▶ _Information supplied_
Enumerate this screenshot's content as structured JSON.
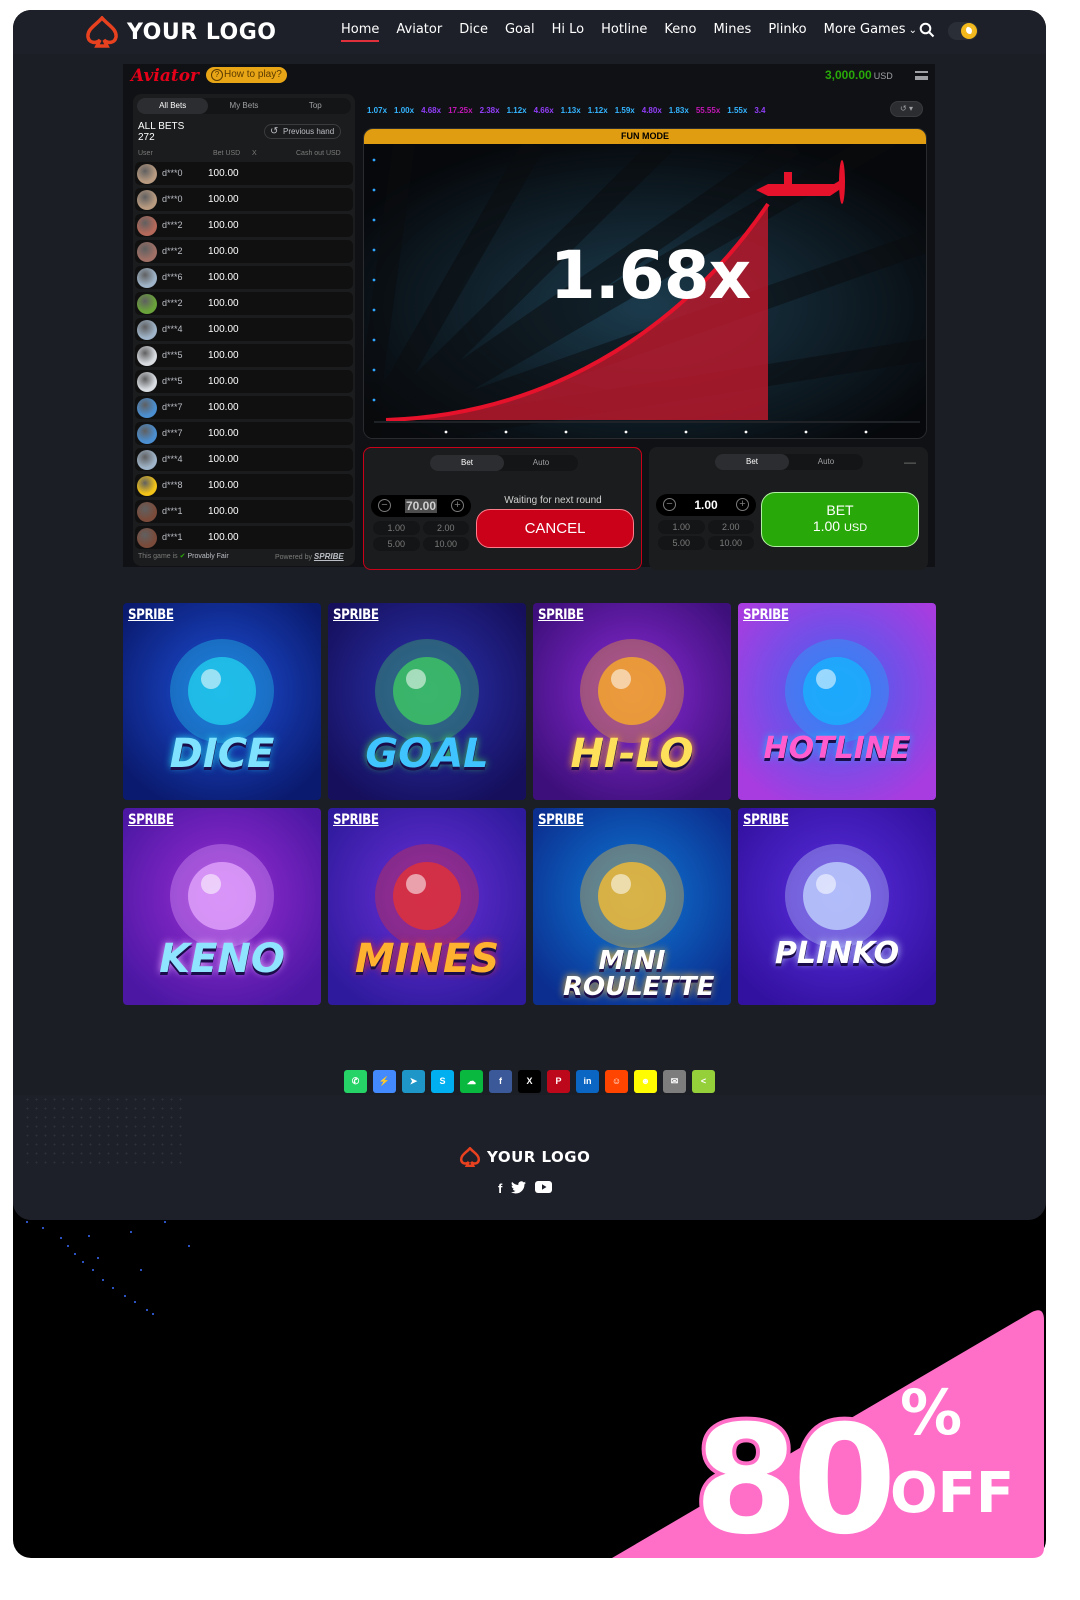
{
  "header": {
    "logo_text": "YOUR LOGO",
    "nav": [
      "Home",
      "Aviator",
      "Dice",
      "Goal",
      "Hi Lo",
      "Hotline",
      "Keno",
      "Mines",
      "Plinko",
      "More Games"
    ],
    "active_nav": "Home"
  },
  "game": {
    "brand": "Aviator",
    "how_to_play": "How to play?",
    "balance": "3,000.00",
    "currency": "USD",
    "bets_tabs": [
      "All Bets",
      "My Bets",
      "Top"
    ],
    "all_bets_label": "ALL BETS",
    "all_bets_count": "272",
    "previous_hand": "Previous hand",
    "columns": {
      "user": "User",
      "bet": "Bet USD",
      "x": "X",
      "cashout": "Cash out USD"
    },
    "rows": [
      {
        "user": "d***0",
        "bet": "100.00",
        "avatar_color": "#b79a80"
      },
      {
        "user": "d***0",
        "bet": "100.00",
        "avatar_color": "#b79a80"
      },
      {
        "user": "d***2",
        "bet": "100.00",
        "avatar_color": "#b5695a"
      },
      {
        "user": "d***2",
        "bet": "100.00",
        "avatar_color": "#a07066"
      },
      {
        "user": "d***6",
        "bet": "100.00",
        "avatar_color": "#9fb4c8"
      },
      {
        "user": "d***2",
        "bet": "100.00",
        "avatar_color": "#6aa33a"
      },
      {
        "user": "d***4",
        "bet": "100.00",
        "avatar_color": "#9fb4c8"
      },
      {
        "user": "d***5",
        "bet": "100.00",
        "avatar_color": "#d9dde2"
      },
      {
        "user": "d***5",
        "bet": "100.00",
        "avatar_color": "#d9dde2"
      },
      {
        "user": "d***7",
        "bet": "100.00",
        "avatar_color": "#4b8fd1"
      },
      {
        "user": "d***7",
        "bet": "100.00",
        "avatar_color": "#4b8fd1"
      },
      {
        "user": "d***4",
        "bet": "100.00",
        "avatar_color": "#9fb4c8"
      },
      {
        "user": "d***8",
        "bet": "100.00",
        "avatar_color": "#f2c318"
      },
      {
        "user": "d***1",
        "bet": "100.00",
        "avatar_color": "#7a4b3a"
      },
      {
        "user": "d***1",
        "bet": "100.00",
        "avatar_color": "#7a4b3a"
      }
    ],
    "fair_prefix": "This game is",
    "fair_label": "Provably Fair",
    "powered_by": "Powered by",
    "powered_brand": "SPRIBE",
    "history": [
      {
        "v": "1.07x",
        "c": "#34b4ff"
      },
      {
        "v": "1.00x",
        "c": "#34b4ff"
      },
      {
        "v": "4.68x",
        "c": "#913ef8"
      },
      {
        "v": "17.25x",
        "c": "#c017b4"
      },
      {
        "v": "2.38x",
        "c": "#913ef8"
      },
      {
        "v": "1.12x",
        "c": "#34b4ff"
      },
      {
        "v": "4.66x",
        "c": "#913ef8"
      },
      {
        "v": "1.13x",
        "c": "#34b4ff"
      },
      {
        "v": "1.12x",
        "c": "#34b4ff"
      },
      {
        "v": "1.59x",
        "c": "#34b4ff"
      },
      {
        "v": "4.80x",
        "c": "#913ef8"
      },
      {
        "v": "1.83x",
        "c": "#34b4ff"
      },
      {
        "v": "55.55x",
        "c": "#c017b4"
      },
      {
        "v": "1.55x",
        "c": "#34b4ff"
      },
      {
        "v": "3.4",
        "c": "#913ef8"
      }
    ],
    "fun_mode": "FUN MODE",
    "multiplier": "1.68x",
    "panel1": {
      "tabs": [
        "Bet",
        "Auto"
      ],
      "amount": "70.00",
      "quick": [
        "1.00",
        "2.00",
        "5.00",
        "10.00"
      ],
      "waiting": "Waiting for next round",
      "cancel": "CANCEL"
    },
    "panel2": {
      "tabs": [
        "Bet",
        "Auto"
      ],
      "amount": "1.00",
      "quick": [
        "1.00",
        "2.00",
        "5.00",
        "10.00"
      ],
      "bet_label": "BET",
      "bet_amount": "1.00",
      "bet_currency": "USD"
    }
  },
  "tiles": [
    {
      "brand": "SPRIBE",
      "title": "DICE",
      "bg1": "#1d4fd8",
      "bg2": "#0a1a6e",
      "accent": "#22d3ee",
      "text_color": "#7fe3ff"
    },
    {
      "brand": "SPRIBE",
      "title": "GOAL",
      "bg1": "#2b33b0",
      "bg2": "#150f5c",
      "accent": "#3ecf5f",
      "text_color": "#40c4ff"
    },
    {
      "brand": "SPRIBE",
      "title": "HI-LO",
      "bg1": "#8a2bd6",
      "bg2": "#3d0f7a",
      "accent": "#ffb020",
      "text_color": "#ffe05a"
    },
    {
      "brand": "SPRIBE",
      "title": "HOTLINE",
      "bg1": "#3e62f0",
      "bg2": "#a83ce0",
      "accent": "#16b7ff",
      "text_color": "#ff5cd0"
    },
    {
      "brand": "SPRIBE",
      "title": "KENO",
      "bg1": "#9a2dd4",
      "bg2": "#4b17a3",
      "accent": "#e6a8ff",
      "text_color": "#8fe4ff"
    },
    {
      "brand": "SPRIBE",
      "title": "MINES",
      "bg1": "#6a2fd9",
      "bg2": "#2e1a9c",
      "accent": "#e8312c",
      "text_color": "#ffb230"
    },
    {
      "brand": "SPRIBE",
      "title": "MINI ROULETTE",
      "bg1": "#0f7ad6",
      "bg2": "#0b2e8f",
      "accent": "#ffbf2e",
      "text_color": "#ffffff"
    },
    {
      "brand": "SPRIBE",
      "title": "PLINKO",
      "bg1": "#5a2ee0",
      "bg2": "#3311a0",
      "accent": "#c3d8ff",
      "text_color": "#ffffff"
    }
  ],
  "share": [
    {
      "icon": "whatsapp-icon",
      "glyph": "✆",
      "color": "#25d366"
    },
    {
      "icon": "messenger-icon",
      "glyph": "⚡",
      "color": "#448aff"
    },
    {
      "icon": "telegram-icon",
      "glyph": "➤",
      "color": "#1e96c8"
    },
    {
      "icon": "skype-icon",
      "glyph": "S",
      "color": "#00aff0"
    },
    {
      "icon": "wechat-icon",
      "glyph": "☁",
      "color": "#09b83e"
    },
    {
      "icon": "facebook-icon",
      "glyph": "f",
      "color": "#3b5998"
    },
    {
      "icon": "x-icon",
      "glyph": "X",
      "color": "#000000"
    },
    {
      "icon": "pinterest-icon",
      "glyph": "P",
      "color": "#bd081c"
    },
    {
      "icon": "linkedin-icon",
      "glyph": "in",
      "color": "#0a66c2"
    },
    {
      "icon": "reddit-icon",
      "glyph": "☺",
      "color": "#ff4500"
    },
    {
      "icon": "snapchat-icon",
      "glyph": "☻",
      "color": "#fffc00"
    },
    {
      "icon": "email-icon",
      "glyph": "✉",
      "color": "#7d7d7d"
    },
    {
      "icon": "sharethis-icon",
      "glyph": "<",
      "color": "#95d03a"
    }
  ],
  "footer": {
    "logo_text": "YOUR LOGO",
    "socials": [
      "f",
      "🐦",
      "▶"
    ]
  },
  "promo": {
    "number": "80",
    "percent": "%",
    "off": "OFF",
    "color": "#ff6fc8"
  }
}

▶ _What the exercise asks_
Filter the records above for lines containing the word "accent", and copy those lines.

▶ _Exercise answer_
      "accent": "#22d3ee",
      "accent": "#3ecf5f",
      "accent": "#ffb020",
      "accent": "#16b7ff",
      "accent": "#e6a8ff",
      "accent": "#e8312c",
      "accent": "#ffbf2e",
      "accent": "#c3d8ff",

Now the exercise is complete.